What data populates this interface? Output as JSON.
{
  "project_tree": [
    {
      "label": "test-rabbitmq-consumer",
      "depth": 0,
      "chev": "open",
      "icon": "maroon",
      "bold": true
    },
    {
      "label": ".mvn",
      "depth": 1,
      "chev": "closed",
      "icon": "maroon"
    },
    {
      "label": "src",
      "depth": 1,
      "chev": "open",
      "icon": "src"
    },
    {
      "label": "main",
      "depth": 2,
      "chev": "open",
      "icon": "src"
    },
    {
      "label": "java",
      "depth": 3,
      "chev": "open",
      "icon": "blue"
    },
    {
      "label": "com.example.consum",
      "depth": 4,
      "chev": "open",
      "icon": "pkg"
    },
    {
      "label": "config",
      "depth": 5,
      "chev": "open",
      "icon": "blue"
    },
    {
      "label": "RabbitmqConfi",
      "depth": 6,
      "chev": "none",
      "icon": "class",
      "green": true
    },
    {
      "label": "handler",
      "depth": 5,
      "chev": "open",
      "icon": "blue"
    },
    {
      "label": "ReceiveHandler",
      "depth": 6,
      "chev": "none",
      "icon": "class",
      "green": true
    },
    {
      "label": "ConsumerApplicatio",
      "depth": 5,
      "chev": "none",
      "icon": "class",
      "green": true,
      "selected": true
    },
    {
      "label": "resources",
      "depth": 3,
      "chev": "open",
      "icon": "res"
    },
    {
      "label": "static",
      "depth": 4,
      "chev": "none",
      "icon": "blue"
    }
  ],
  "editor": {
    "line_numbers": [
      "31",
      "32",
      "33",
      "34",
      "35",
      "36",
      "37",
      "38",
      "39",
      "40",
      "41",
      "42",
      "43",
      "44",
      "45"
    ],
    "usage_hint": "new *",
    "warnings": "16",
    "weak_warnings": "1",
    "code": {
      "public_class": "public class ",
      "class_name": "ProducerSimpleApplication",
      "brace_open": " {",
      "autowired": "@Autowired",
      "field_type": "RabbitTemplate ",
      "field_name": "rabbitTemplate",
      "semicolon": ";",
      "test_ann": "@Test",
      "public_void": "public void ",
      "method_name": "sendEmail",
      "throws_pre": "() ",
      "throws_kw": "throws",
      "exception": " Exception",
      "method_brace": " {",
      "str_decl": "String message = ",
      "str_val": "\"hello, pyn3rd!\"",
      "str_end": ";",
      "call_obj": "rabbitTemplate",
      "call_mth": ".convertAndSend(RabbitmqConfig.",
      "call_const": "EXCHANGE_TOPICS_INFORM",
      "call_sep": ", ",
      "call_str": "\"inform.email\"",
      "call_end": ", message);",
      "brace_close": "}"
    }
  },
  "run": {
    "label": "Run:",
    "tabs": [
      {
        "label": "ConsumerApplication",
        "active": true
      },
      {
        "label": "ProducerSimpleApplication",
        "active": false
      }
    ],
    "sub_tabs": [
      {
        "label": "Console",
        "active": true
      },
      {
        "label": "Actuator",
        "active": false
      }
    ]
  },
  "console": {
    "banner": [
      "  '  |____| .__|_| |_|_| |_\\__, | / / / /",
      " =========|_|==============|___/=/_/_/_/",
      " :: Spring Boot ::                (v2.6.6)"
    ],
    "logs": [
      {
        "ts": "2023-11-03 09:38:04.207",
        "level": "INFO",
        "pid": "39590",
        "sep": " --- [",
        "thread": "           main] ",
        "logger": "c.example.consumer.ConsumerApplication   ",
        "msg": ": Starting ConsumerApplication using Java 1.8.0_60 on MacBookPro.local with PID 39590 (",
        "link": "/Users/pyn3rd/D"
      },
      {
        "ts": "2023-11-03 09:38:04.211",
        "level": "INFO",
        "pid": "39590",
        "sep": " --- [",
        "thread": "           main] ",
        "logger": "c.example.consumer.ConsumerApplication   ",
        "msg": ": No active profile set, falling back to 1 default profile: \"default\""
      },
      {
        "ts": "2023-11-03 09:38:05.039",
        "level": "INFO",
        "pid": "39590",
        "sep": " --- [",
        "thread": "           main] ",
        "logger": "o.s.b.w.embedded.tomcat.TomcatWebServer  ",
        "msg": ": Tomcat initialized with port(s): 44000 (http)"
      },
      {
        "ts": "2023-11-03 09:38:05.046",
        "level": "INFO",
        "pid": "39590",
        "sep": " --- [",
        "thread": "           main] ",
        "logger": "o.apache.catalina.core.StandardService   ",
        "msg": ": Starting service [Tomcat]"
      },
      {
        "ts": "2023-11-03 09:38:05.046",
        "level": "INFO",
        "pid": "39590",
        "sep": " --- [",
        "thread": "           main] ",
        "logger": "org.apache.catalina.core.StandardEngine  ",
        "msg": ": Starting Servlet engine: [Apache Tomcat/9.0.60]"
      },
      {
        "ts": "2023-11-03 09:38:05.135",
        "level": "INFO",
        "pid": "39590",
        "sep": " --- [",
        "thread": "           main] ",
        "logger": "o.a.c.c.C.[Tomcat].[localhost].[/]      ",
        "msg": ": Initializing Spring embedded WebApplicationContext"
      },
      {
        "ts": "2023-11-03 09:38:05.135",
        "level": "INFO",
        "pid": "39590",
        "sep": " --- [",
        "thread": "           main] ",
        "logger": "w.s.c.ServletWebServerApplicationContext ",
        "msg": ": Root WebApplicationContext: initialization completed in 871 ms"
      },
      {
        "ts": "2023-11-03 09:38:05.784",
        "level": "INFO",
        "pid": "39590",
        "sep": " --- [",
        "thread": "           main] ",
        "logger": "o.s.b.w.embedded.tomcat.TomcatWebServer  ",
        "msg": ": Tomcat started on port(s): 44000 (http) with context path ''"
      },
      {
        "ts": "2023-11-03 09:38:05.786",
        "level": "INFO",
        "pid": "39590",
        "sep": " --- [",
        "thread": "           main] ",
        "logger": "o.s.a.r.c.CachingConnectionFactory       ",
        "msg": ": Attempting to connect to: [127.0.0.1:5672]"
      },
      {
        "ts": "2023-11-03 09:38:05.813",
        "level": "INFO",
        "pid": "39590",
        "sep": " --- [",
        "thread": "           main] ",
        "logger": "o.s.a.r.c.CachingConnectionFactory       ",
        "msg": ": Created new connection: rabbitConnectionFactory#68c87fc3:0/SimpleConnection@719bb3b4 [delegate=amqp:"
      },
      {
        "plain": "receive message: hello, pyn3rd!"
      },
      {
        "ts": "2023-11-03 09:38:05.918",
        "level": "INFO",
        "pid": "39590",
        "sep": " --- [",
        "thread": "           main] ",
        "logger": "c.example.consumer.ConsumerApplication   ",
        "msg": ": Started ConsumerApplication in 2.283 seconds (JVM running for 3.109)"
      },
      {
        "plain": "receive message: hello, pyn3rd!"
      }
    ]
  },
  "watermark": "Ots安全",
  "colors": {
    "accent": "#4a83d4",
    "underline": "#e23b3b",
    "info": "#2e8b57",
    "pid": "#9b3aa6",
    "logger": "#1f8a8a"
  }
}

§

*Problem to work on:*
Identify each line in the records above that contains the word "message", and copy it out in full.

*Response:*
      "str_decl": "String message = ",
      "call_end": ", message);",
        "plain": "receive message: hello, pyn3rd!"
        "plain": "receive message: hello, pyn3rd!"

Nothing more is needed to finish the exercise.